● Your instructions
The output should be identical to the entries that follow.

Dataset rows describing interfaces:
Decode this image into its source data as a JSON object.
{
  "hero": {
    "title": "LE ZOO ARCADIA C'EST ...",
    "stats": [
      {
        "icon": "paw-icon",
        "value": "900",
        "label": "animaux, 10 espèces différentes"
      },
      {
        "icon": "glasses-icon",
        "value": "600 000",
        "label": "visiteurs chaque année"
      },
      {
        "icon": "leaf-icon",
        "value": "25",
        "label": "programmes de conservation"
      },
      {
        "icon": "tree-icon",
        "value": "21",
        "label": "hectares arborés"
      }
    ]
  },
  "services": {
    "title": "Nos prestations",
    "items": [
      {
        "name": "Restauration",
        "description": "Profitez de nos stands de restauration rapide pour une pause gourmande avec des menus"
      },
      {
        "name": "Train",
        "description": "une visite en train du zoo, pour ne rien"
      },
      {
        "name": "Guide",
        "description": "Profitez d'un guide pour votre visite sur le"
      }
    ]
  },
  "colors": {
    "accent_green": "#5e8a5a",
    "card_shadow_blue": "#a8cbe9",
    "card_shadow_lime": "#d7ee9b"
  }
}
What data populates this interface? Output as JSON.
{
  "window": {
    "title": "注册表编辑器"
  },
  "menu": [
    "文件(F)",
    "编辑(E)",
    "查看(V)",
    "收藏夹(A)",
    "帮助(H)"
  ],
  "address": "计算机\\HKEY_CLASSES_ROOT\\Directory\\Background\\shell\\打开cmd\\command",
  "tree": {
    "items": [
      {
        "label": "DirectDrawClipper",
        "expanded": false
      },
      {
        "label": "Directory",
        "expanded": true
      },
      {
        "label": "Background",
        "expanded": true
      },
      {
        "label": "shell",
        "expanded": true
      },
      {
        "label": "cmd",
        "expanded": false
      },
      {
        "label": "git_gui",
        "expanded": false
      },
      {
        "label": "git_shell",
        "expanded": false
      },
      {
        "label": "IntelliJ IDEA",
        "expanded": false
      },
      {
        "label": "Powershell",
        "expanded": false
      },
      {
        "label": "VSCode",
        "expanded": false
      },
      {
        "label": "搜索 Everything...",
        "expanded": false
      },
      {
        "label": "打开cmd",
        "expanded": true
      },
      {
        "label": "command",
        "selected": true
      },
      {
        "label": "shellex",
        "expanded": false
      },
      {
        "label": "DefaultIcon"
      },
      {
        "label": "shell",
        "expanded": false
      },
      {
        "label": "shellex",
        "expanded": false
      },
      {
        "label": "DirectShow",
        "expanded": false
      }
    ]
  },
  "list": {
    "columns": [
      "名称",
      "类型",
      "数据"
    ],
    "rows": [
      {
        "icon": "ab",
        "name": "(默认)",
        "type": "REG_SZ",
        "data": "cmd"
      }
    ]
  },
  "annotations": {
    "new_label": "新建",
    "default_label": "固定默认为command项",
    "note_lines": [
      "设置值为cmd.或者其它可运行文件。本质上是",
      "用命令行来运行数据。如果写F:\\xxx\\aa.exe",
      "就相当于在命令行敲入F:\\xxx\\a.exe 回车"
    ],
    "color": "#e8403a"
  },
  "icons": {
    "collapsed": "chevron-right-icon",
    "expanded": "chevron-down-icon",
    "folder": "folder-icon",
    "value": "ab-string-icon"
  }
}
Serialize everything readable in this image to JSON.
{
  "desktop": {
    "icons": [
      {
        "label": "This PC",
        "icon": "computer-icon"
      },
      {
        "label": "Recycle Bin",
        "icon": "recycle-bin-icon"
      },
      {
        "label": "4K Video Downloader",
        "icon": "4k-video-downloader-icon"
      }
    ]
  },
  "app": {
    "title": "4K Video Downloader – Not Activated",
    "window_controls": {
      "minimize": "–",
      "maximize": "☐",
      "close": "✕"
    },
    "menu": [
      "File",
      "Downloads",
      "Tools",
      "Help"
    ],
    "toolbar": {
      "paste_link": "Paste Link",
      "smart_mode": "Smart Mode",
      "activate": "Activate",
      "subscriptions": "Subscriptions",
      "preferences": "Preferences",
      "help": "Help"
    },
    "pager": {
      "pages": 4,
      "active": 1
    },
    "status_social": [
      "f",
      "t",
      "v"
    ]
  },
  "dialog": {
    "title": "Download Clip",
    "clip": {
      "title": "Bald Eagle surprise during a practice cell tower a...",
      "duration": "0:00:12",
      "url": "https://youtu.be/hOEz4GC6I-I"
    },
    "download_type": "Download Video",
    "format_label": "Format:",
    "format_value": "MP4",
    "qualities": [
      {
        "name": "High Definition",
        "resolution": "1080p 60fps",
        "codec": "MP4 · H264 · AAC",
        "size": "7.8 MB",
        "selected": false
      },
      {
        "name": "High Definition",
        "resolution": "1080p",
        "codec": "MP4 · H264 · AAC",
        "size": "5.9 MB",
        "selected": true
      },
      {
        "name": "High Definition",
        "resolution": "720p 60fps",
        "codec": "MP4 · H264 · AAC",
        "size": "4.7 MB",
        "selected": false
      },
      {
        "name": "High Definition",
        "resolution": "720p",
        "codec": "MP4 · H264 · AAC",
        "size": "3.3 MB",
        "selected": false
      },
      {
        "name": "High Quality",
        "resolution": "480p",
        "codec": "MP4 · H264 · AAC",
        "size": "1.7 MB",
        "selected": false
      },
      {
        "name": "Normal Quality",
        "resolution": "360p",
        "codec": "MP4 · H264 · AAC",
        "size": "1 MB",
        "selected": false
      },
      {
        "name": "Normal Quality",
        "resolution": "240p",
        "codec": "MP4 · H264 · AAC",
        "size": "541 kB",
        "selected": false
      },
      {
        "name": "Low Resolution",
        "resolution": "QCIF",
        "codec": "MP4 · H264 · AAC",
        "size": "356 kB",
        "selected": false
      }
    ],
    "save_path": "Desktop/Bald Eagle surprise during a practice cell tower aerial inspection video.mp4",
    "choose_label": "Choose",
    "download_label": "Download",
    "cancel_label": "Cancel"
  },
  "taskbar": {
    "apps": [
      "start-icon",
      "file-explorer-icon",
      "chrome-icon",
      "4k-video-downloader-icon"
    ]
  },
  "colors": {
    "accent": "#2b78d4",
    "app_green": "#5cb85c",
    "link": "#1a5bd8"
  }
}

● Reply to the task
Decode this image into its source data as a JSON object.
{
  "hero": {
    "title": "LE ZOO ARCADIA C'EST ...",
    "stats": [
      {
        "icon": "paw-icon",
        "value": "900",
        "label": "animaux, 10 espèces différentes"
      },
      {
        "icon": "glasses-icon",
        "value": "600 000",
        "label": "visiteurs chaque année"
      },
      {
        "icon": "leaf-icon",
        "value": "25",
        "label": "programmes de conservation"
      },
      {
        "icon": "tree-icon",
        "value": "21",
        "label": "hectares arborés"
      }
    ]
  },
  "services": {
    "title": "Nos prestations",
    "items": [
      {
        "name": "Restauration",
        "description": "Profitez de nos stands de restauration rapide pour une pause gourmande avec des menus"
      },
      {
        "name": "Train",
        "description": "une visite en train du zoo, pour ne rien"
      },
      {
        "name": "Guide",
        "description": "Profitez d'un guide pour votre visite sur le"
      }
    ]
  },
  "colors": {
    "accent_green": "#5e8a5a",
    "card_shadow_blue": "#a8cbe9",
    "card_shadow_lime": "#d7ee9b"
  }
}
What data populates this interface? Output as JSON.
{
  "window": {
    "title": "注册表编辑器"
  },
  "menu": [
    "文件(F)",
    "编辑(E)",
    "查看(V)",
    "收藏夹(A)",
    "帮助(H)"
  ],
  "address": "计算机\\HKEY_CLASSES_ROOT\\Directory\\Background\\shell\\打开cmd\\command",
  "tree": {
    "items": [
      {
        "label": "DirectDrawClipper",
        "expanded": false
      },
      {
        "label": "Directory",
        "expanded": true
      },
      {
        "label": "Background",
        "expanded": true
      },
      {
        "label": "shell",
        "expanded": true
      },
      {
        "label": "cmd",
        "expanded": false
      },
      {
        "label": "git_gui",
        "expanded": false
      },
      {
        "label": "git_shell",
        "expanded": false
      },
      {
        "label": "IntelliJ IDEA",
        "expanded": false
      },
      {
        "label": "Powershell",
        "expanded": false
      },
      {
        "label": "VSCode",
        "expanded": false
      },
      {
        "label": "搜索 Everything...",
        "expanded": false
      },
      {
        "label": "打开cmd",
        "expanded": true
      },
      {
        "label": "command",
        "selected": true
      },
      {
        "label": "shellex",
        "expanded": false
      },
      {
        "label": "DefaultIcon"
      },
      {
        "label": "shell",
        "expanded": false
      },
      {
        "label": "shellex",
        "expanded": false
      },
      {
        "label": "DirectShow",
        "expanded": false
      }
    ]
  },
  "list": {
    "columns": [
      "名称",
      "类型",
      "数据"
    ],
    "rows": [
      {
        "icon": "ab",
        "name": "(默认)",
        "type": "REG_SZ",
        "data": "cmd"
      }
    ]
  },
  "annotations": {
    "new_label": "新建",
    "default_label": "固定默认为command项",
    "note_lines": [
      "设置值为cmd.或者其它可运行文件。本质上是",
      "用命令行来运行数据。如果写F:\\xxx\\aa.exe",
      "就相当于在命令行敲入F:\\xxx\\a.exe 回车"
    ],
    "color": "#e8403a"
  },
  "icons": {
    "collapsed": "chevron-right-icon",
    "expanded": "chevron-down-icon",
    "folder": "folder-icon",
    "value": "ab-string-icon"
  }
}
Serialize everything readable in this image to JSON.
{
  "desktop": {
    "icons": [
      {
        "label": "This PC",
        "icon": "computer-icon"
      },
      {
        "label": "Recycle Bin",
        "icon": "recycle-bin-icon"
      },
      {
        "label": "4K Video Downloader",
        "icon": "4k-video-downloader-icon"
      }
    ]
  },
  "app": {
    "title": "4K Video Downloader – Not Activated",
    "window_controls": {
      "minimize": "–",
      "maximize": "☐",
      "close": "✕"
    },
    "menu": [
      "File",
      "Downloads",
      "Tools",
      "Help"
    ],
    "toolbar": {
      "paste_link": "Paste Link",
      "smart_mode": "Smart Mode",
      "activate": "Activate",
      "subscriptions": "Subscriptions",
      "preferences": "Preferences",
      "help": "Help"
    },
    "pager": {
      "pages": 4,
      "active": 1
    },
    "status_social": [
      "f",
      "t",
      "v"
    ]
  },
  "dialog": {
    "title": "Download Clip",
    "clip": {
      "title": "Bald Eagle surprise during a practice cell tower a...",
      "duration": "0:00:12",
      "url": "https://youtu.be/hOEz4GC6I-I"
    },
    "download_type": "Download Video",
    "format_label": "Format:",
    "format_value": "MP4",
    "qualities": [
      {
        "name": "High Definition",
        "resolution": "1080p 60fps",
        "codec": "MP4 · H264 · AAC",
        "size": "7.8 MB",
        "selected": false
      },
      {
        "name": "High Definition",
        "resolution": "1080p",
        "codec": "MP4 · H264 · AAC",
        "size": "5.9 MB",
        "selected": true
      },
      {
        "name": "High Definition",
        "resolution": "720p 60fps",
        "codec": "MP4 · H264 · AAC",
        "size": "4.7 MB",
        "selected": false
      },
      {
        "name": "High Definition",
        "resolution": "720p",
        "codec": "MP4 · H264 · AAC",
        "size": "3.3 MB",
        "selected": false
      },
      {
        "name": "High Quality",
        "resolution": "480p",
        "codec": "MP4 · H264 · AAC",
        "size": "1.7 MB",
        "selected": false
      },
      {
        "name": "Normal Quality",
        "resolution": "360p",
        "codec": "MP4 · H264 · AAC",
        "size": "1 MB",
        "selected": false
      },
      {
        "name": "Normal Quality",
        "resolution": "240p",
        "codec": "MP4 · H264 · AAC",
        "size": "541 kB",
        "selected": false
      },
      {
        "name": "Low Resolution",
        "resolution": "QCIF",
        "codec": "MP4 · H264 · AAC",
        "size": "356 kB",
        "selected": false
      }
    ],
    "save_path": "Desktop/Bald Eagle surprise during a practice cell tower aerial inspection video.mp4",
    "choose_label": "Choose",
    "download_label": "Download",
    "cancel_label": "Cancel"
  },
  "taskbar": {
    "apps": [
      "start-icon",
      "file-explorer-icon",
      "chrome-icon",
      "4k-video-downloader-icon"
    ]
  },
  "colors": {
    "accent": "#2b78d4",
    "app_green": "#5cb85c",
    "link": "#1a5bd8"
  }
}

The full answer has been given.